No. It's the same script that we started shooting on the first day as it was the last day. And I've never seen that before.
Did anything weird happen while you were shooting?
Two or three times I was going to sleep, and my radio came on by itself. And the only time it scared me was [when] it was really loud. It was Pearl Jam's "Alive." [laughs] And Laura's TV came on a couple times by itself.
Did it happen at 3:00 A.M. (which the film calls the demonic witching hour)?
I was born at 3:00 A.M., but it didn't happen at 3:00 A.M. I did check.
What are some things you do in your spare time?
I don't keep like thirty friends. I keep five really close friends. And I hang out with them. I think in LA, your friends become your family, and I've got a really good family here. I like to go dancing and partying every once awhile. But I'm a lot quieter than most, I guess. [laughs]
What has been the biggest adjustment for you in moving to Los Angeles?
It was really hard living at first. I think you feel the highs a lot more out here and the lows a lot more as well. So when I first got out here, I was stretching $20 to last for a week and waiting tables. I did that for about six months. And I don't mind it at all. I was really happy for the experience, but it made me get really aggressive about what I want. You know, I've been doing this since I was 8, and I've never considered doing anything else, so I knew I had to kick it in gear. And people say, "Do you have any advice?" [jokes] I don't feel safe or secure in where I am yet either! [laughs] But all I know is be prepared, make it clear what you'll bring to the part. I have no shame in writing a director and saying, "I think you may be making a mistake not going this way..." You know what I mean? You have to chase after what you want.
What's the most outrageous thing you've done to get a director's attention?

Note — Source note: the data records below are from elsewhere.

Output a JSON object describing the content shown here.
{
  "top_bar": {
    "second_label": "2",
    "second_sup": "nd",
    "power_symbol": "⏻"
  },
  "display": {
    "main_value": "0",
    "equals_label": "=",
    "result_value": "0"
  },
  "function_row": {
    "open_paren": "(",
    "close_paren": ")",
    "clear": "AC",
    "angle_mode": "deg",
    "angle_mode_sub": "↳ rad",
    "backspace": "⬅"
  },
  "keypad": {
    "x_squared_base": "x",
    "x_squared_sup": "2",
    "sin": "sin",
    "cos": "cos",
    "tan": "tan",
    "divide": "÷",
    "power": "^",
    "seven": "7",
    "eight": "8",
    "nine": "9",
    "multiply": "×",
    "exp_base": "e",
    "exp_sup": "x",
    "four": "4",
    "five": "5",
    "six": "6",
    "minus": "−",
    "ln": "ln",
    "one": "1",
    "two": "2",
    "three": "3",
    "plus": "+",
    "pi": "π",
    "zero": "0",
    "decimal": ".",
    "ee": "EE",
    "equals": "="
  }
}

I flew across an ocean to get to this audition [laughs]. Money I did not have at the time. I walked up to my mom, who was having a beer at a cafe, and grabbed her arm. I said, "I'm in trouble." It was a four hour conversation on trying to coordinate planes, and [I ended] up spending the night in Texas because all of the Southern California airports were closed. Made the audition with 30 minutes to spare. When I sat down on the couch, I didn't know if I should be hungry or tired or what. I think it might have helped me actually in the audition, to be confused and loose. But that was probably the most outrageous thing.

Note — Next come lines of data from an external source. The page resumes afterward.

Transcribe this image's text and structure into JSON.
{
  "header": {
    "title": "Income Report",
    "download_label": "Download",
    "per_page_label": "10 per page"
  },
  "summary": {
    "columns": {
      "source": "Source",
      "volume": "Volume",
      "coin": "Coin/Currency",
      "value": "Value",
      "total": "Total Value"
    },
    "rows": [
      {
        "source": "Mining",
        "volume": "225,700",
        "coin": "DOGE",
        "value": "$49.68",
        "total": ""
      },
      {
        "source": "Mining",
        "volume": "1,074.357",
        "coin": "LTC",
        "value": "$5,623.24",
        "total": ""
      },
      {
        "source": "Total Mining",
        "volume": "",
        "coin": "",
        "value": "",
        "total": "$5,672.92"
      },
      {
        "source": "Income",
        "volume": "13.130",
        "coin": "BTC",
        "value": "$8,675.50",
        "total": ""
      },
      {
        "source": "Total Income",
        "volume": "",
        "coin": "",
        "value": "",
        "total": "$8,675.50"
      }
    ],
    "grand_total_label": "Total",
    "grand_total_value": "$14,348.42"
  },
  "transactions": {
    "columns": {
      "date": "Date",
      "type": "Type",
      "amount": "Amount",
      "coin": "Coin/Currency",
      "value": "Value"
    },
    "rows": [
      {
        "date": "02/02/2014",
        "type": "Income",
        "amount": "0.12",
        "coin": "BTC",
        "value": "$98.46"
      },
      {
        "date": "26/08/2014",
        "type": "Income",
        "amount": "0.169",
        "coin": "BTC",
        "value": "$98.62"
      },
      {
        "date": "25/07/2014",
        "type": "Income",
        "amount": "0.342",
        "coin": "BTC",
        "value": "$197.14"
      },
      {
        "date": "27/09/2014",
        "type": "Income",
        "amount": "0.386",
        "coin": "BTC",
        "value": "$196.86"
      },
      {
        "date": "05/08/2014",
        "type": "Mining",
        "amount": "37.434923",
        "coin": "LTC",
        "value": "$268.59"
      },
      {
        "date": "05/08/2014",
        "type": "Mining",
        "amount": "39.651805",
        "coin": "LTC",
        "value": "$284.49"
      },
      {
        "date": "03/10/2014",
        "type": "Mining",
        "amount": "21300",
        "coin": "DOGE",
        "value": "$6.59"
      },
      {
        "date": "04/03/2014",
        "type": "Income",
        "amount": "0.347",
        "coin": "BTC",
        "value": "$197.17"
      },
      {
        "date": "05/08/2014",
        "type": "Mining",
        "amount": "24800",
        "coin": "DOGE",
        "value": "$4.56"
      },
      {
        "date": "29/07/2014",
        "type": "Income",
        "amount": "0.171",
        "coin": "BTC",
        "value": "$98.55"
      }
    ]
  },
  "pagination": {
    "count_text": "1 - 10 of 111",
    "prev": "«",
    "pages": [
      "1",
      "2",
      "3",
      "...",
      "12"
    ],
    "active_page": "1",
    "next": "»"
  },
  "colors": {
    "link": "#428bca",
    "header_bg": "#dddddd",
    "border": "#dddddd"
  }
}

How did you feel when you learned you landed the part?
I had my hand in a box of Cheerios, and my agent was like, "You've got it." And I just started screaming. I think he knew I'd call him back. I was excited! I was really excited!

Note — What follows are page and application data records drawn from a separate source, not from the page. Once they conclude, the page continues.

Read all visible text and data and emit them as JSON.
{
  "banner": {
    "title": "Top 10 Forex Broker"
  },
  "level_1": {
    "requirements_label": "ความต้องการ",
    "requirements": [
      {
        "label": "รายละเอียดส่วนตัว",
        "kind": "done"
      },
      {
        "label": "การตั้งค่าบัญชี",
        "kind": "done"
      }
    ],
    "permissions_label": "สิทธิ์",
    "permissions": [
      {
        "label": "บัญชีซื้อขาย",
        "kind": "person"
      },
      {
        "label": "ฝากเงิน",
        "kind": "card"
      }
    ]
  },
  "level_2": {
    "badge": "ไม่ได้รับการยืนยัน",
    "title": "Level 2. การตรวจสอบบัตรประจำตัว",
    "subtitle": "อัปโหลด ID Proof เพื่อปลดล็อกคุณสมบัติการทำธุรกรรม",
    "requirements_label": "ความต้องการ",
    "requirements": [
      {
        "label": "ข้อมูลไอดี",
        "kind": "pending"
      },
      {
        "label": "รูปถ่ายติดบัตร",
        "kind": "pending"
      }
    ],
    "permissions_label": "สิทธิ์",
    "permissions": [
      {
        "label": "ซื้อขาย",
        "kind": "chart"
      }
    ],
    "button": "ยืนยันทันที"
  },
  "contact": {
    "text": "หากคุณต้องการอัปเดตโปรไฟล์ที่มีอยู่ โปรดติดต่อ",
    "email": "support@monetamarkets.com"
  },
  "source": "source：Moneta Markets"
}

What happened to the Cheerios?
I didn't care! [laughs] It was a good day.
What did you think about learning a variety of languages for your role?
Fun! I had a good time. They had a tutor for the different languages come in and talk. I just love that kind of stuff, don't you know? Like that's the great thing about being an actor. Like you play somebody who knows how to play guitar, you get to learn a little bit of guitar. It's fun.
Which language was the hardest for you?
Just the way it feels in your mouth and your throat.
Is there any skill you would like a movie role to force you into doing? Like, "I'd like to fly a plane, so I'd better go land a gig as a pilot"?
Sure, I'd like to fly a plane. I can shoot a gun, so I'd like to shoot a gun sometime. I want to do a little bit of everything. I would love to play a singer. Coal Miner's Daughter...that's one of my favorite movies in the world. I'd love to play a country singer at some point. I can't believe I'm saying this out loud! [laughs]
Do you hit the karaoke bars?
See, the thing about playing a singer is you'd probably be lip-synching. [laughs] You don't want me to sing! But I was always told, like, if an audition calls for singing, you should go in and sing your heart out until they say that you don't know what you're doing. You know? Let them say no before you say no. [pauses] Which they did. At my Juilliard audition...you have to pick a song to sing. And, of course, I would pick like a Frank Sinatra song. I don't know why. But I sang like two bars of it, and he goes, "That's enough." I was sure I'd be going to school somewhere else.